Pam Valvano Strasser said she was thrilled Wednesday before heading out to N.C. State’s basketball game at Reynolds Coliseum.
A daughter, Jamie Valvano, used her GPS and the location showed up as “James T. Valvano Arena at Reynolds Coliseum.”
It was the Wolfpack’s annual Heritage Game at Reynolds, but this had a different, special meaning to it. The coliseum, first opened in 1949, was being rechristened in honor of the late Jim Valvano, the Wolfpack coach who took his team on a magical ride to the 1983 NCAA championship.
“It’s unbelievable,” Strasser, Valvano’s widow, said from a courtside seat. “But like Jim would say, you have to dream. He had a dream and look what happened. I’m just amazed.”
Sign Up and Save
Get six months of free digital access to The News & Observer
In 10 years at N.C. State, Valvano won 209 games, ACC championships in 1983 and 1987 and the ‘83 national title. But his forced departure from N.C. State in 1990, brought about by allegations of NCAA wrongdoing and academic improprieties within the program, made for a bitter exit.
Valvano never coached again. He died of cancer in 1993, at age 47, but before his death he helped create the V Foundation for Cancer Research.

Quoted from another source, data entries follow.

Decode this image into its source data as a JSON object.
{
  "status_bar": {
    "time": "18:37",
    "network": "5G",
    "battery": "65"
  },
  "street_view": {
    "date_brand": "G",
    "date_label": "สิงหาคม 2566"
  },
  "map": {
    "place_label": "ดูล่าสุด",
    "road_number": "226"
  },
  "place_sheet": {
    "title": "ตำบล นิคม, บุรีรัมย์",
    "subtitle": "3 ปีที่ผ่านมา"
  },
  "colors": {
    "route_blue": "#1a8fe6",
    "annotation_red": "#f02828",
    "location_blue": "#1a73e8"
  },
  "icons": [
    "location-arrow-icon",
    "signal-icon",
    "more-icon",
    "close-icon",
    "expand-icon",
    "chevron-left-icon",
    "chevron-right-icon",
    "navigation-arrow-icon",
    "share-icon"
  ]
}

Based in the Triangle, the nonprofit organization has given out $225 million in cancer research grants.
Valvano’s legacy is not just as a basketball coach or a championship basketball coach, not the mercurial and ever entertaining Jimmy V, but as a man who valiantly fought cancer, whose foundation seeks way to not just fight the disease but perhaps one day defeat the disease.

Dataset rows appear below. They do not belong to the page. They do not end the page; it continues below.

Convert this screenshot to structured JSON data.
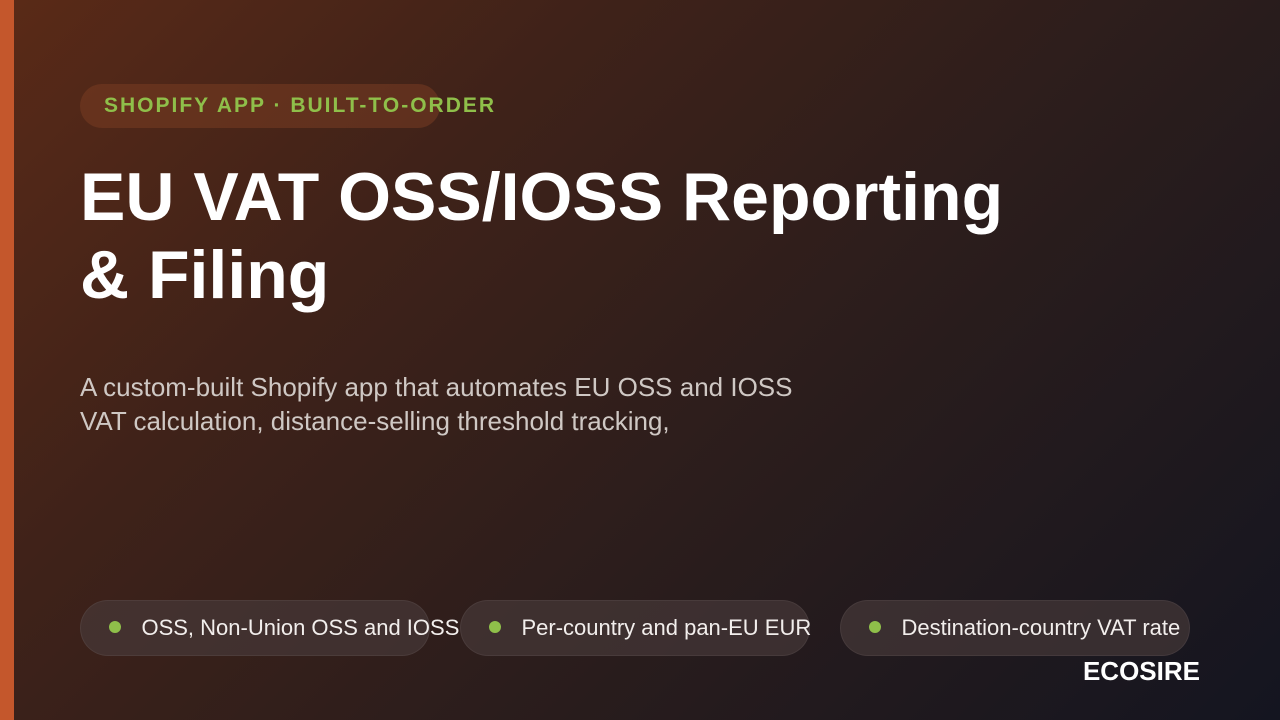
{
  "tag": {
    "label": "SHOPIFY APP · BUILT-TO-ORDER"
  },
  "title": {
    "line1": "EU VAT OSS/IOSS Reporting",
    "line2": "& Filing"
  },
  "subtitle": {
    "line1": "A custom-built Shopify app that automates EU OSS and IOSS",
    "line2": "VAT calculation, distance-selling threshold tracking,"
  },
  "features": [
    {
      "label": "OSS, Non-Union OSS and IOSS",
      "icon": "bullet-dot-icon"
    },
    {
      "label": "Per-country and pan-EU EUR",
      "icon": "bullet-dot-icon"
    },
    {
      "label": "Destination-country VAT rate",
      "icon": "bullet-dot-icon"
    }
  ],
  "brand": {
    "name": "ECOSIRE"
  },
  "colors": {
    "accent_bar": "#c4572c",
    "tag_text": "#8fbf4a",
    "bullet": "#8fbf4a"
  }
}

That’s the James T. Valvano, the man in full, who was honored with the new naming, made possible by a $5 million donation from a group of Wolfpack supporters.

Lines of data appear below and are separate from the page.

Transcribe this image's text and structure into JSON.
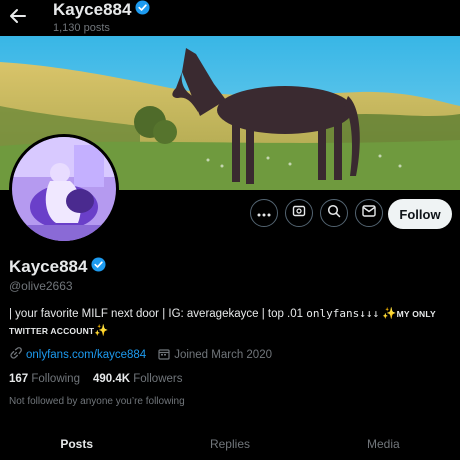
{
  "header": {
    "title": "Kayce884",
    "posts_count": "1,130 posts"
  },
  "profile": {
    "name": "Kayce884",
    "handle": "@olive2663",
    "bio_part1": "| your favorite MILF next door | IG: averagekayce | top .01 ",
    "bio_mono": "onlyfans↓↓↓",
    "bio_sparkle": "✨",
    "bio_caps": "MY ONLY TWITTER ACCOUNT",
    "bio_sparkle2": "✨",
    "link": "onlyfans.com/kayce884",
    "joined": "Joined March 2020",
    "following_count": "167",
    "following_label": "Following",
    "followers_count": "490.4K",
    "followers_label": "Followers",
    "not_followed_note": "Not followed by anyone you’re following"
  },
  "actions": {
    "follow_label": "Follow"
  },
  "tabs": [
    {
      "label": "Posts"
    },
    {
      "label": "Replies"
    },
    {
      "label": "Media"
    }
  ],
  "colors": {
    "accent": "#1d9bf0",
    "background": "#000000",
    "muted": "#71767b"
  }
}
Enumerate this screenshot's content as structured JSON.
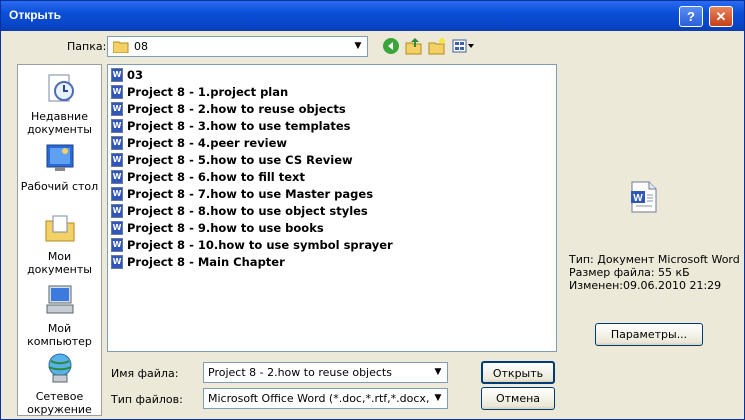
{
  "window": {
    "title": "Открыть",
    "help_label": "?",
    "close_label": "✕"
  },
  "lookin": {
    "label": "Папка:",
    "value": "08"
  },
  "toolbar": {
    "back_icon": "back-arrow-icon",
    "up_icon": "up-folder-icon",
    "new_folder_icon": "new-folder-icon",
    "views_icon": "views-menu-icon"
  },
  "places": [
    {
      "label": "Недавние документы",
      "icon": "recent-documents-icon"
    },
    {
      "label": "Рабочий стол",
      "icon": "desktop-icon"
    },
    {
      "label": "Мои документы",
      "icon": "my-documents-icon"
    },
    {
      "label": "Мой компьютер",
      "icon": "my-computer-icon"
    },
    {
      "label": "Сетевое окружение",
      "icon": "network-places-icon"
    }
  ],
  "files": [
    "03",
    "Project 8 -  1.project plan",
    "Project 8 - 2.how to reuse objects",
    "Project 8 - 3.how to use templates",
    "Project 8 - 4.peer review",
    "Project 8 - 5.how to use CS Review",
    "Project 8 - 6.how to fill text",
    "Project 8 - 7.how to use Master pages",
    "Project 8 - 8.how to use object styles",
    "Project 8 - 9.how to use books",
    "Project 8 - 10.how to use symbol sprayer",
    "Project 8 - Main Chapter"
  ],
  "selected_index": 2,
  "preview": {
    "icon": "word-document-icon",
    "type_line": "Тип: Документ Microsoft Word",
    "size_line": "Размер файла: 55 кБ",
    "modified_line": "Изменен:09.06.2010 21:29"
  },
  "params_button": "Параметры...",
  "filename": {
    "label": "Имя файла:",
    "value": "Project 8 - 2.how to reuse objects"
  },
  "filetype": {
    "label": "Тип файлов:",
    "value": "Microsoft Office Word (*.doc,*.rtf,*.docx,*.docm"
  },
  "open_button": "Открыть",
  "cancel_button": "Отмена"
}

“A lot of people say time heals a lot of wounds and that certainly has been the case with Coach V,” former Wolfpack point guard Chris Corchiani said.
Several of Valvano’s players were at Wednesday’s pregame ceremony before the Pack defeated Western Carolina 100-67. Corchiani wore a red blazer, as Valvano often did. Dereck Whittenburg was there and towering Chuck Nevitt and others. Jim Rehbock, the former Wolfpack trainer whose task was keeping an excitable Valvano from drifting on to the court, was on hand.
Pack coach Kevin Keatts was the man in red this night, donning a red blazer and matching red pants. Even his loafers sported a red Wolfpack logo.
Highlights of the Valvano years were shown on the video board and Strasser beamed as she watched Lorenzo Charles’ winning dunk against Houston in the 1983 title game. There also was Valvano’s incredibly moving speech at the 10-year reunion of the ‘83 team at Reynolds, when he was dying, with just a few months to live, telling Wolfpackers “Nothing can happen if not first a dream” and “Don’t ever give up.”
One can only wonder what Jim Valvano, the son of Rocco and Angelina Valvano, would have thought of the chance of Reynolds one day being renamed and “Valvano” attached to it.
“Oh, he’d have said, ‘Yeah, probably,’” Strasser said, smiling.
But it is a long title: James T. Valvano Arena at Reynolds Coliseum. What would Coach V have said about that sucker?
“He’d probably have liked something like Coach V’s Place,” said Chucky Brown, who played for Valvano before a long NBA career.
“It’s a little formal but not too bad,” Corchiani said. “He’d have gone with ‘The V’ or “The Jimmy V.’”
Valvano’s first game at N.C. State and Reynolds was Nov. 29, 1980, when the Pack defeated UNC-Wilmington 83-59. His last game at Reynolds would come March 4, 1990, a 93-91 loss to Wake Forest in which Valvano and Corchiani walked off the court together at the end.
On March 9, 1990, Valvano and the Pack were beaten 76-67 by Georgia Tech in the first round of the ACC Tournament in Charlotte. On the opposing bench was Tech coach Bobby Cremins, an old friend.
“He was a great game coach, coaching by the seat of his pants, and I always love that I was able to coach against him,” Cremins said Wednesday. “And he wanted to coach again. He wanted to coach badly because of his father. He was upset about the way he left N.C. State, upset about that part of his legacy.
“He definitely wanted to coach again but, of course, he got sick. And his real legacy is in fighting cancer. And it’s a great legacy.”
And renaming Reynolds?
“Wonderful,” Cremins said. “Jimmy was special.”